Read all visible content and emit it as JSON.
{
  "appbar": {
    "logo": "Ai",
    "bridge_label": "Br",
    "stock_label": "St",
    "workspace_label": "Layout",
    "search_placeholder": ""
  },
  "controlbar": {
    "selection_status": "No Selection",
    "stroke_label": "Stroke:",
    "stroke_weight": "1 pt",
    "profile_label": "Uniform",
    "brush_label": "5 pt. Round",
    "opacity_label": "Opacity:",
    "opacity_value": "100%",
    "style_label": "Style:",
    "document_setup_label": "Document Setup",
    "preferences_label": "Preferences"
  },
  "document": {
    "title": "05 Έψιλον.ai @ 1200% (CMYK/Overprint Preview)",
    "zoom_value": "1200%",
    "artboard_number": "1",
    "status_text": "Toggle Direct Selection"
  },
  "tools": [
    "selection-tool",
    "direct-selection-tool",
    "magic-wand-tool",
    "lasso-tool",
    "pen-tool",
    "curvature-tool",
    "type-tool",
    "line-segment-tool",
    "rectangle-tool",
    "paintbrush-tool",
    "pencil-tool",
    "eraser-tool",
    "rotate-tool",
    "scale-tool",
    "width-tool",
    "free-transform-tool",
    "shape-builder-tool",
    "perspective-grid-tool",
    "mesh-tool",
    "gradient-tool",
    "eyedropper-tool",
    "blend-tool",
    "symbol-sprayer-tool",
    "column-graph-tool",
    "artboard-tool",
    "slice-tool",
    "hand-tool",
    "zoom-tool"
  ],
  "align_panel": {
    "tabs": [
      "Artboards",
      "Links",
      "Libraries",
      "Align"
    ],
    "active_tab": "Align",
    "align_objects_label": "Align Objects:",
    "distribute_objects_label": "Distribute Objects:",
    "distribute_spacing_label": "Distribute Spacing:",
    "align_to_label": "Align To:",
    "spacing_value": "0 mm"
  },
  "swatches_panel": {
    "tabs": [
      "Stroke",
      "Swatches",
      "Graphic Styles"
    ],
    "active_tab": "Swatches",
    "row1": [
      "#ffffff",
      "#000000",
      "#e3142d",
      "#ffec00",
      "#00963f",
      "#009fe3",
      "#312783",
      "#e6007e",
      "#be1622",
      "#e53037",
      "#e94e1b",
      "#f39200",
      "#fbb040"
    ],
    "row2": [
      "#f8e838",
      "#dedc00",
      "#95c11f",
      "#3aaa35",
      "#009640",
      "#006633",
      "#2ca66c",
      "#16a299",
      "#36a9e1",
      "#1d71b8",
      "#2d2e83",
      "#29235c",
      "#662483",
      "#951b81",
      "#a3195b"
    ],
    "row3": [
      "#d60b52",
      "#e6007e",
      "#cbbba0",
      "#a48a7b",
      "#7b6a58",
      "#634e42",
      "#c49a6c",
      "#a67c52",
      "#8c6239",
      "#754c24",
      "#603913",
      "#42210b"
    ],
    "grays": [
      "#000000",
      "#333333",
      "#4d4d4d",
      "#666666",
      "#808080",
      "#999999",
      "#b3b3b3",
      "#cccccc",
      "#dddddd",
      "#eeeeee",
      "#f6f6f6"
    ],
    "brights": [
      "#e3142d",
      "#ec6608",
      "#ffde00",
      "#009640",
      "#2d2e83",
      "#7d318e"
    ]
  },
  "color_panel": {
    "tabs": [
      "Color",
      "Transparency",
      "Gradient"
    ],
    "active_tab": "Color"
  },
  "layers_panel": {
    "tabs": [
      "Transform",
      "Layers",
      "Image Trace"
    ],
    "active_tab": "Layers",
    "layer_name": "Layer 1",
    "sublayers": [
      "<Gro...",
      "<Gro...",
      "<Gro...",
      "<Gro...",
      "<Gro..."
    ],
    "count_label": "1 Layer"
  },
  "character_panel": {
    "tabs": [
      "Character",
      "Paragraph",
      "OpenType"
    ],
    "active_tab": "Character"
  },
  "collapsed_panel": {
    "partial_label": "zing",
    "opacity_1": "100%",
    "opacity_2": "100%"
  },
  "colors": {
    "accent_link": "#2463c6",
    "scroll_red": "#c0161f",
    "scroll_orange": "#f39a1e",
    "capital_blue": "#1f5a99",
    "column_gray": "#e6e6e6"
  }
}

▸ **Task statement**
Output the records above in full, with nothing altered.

▸ **Finished task**
Read all visible content and emit it as JSON.
{
  "appbar": {
    "logo": "Ai",
    "bridge_label": "Br",
    "stock_label": "St",
    "workspace_label": "Layout",
    "search_placeholder": ""
  },
  "controlbar": {
    "selection_status": "No Selection",
    "stroke_label": "Stroke:",
    "stroke_weight": "1 pt",
    "profile_label": "Uniform",
    "brush_label": "5 pt. Round",
    "opacity_label": "Opacity:",
    "opacity_value": "100%",
    "style_label": "Style:",
    "document_setup_label": "Document Setup",
    "preferences_label": "Preferences"
  },
  "document": {
    "title": "05 Έψιλον.ai @ 1200% (CMYK/Overprint Preview)",
    "zoom_value": "1200%",
    "artboard_number": "1",
    "status_text": "Toggle Direct Selection"
  },
  "tools": [
    "selection-tool",
    "direct-selection-tool",
    "magic-wand-tool",
    "lasso-tool",
    "pen-tool",
    "curvature-tool",
    "type-tool",
    "line-segment-tool",
    "rectangle-tool",
    "paintbrush-tool",
    "pencil-tool",
    "eraser-tool",
    "rotate-tool",
    "scale-tool",
    "width-tool",
    "free-transform-tool",
    "shape-builder-tool",
    "perspective-grid-tool",
    "mesh-tool",
    "gradient-tool",
    "eyedropper-tool",
    "blend-tool",
    "symbol-sprayer-tool",
    "column-graph-tool",
    "artboard-tool",
    "slice-tool",
    "hand-tool",
    "zoom-tool"
  ],
  "align_panel": {
    "tabs": [
      "Artboards",
      "Links",
      "Libraries",
      "Align"
    ],
    "active_tab": "Align",
    "align_objects_label": "Align Objects:",
    "distribute_objects_label": "Distribute Objects:",
    "distribute_spacing_label": "Distribute Spacing:",
    "align_to_label": "Align To:",
    "spacing_value": "0 mm"
  },
  "swatches_panel": {
    "tabs": [
      "Stroke",
      "Swatches",
      "Graphic Styles"
    ],
    "active_tab": "Swatches",
    "row1": [
      "#ffffff",
      "#000000",
      "#e3142d",
      "#ffec00",
      "#00963f",
      "#009fe3",
      "#312783",
      "#e6007e",
      "#be1622",
      "#e53037",
      "#e94e1b",
      "#f39200",
      "#fbb040"
    ],
    "row2": [
      "#f8e838",
      "#dedc00",
      "#95c11f",
      "#3aaa35",
      "#009640",
      "#006633",
      "#2ca66c",
      "#16a299",
      "#36a9e1",
      "#1d71b8",
      "#2d2e83",
      "#29235c",
      "#662483",
      "#951b81",
      "#a3195b"
    ],
    "row3": [
      "#d60b52",
      "#e6007e",
      "#cbbba0",
      "#a48a7b",
      "#7b6a58",
      "#634e42",
      "#c49a6c",
      "#a67c52",
      "#8c6239",
      "#754c24",
      "#603913",
      "#42210b"
    ],
    "grays": [
      "#000000",
      "#333333",
      "#4d4d4d",
      "#666666",
      "#808080",
      "#999999",
      "#b3b3b3",
      "#cccccc",
      "#dddddd",
      "#eeeeee",
      "#f6f6f6"
    ],
    "brights": [
      "#e3142d",
      "#ec6608",
      "#ffde00",
      "#009640",
      "#2d2e83",
      "#7d318e"
    ]
  },
  "color_panel": {
    "tabs": [
      "Color",
      "Transparency",
      "Gradient"
    ],
    "active_tab": "Color"
  },
  "layers_panel": {
    "tabs": [
      "Transform",
      "Layers",
      "Image Trace"
    ],
    "active_tab": "Layers",
    "layer_name": "Layer 1",
    "sublayers": [
      "<Gro...",
      "<Gro...",
      "<Gro...",
      "<Gro...",
      "<Gro..."
    ],
    "count_label": "1 Layer"
  },
  "character_panel": {
    "tabs": [
      "Character",
      "Paragraph",
      "OpenType"
    ],
    "active_tab": "Character"
  },
  "collapsed_panel": {
    "partial_label": "zing",
    "opacity_1": "100%",
    "opacity_2": "100%"
  },
  "colors": {
    "accent_link": "#2463c6",
    "scroll_red": "#c0161f",
    "scroll_orange": "#f39a1e",
    "capital_blue": "#1f5a99",
    "column_gray": "#e6e6e6"
  }
}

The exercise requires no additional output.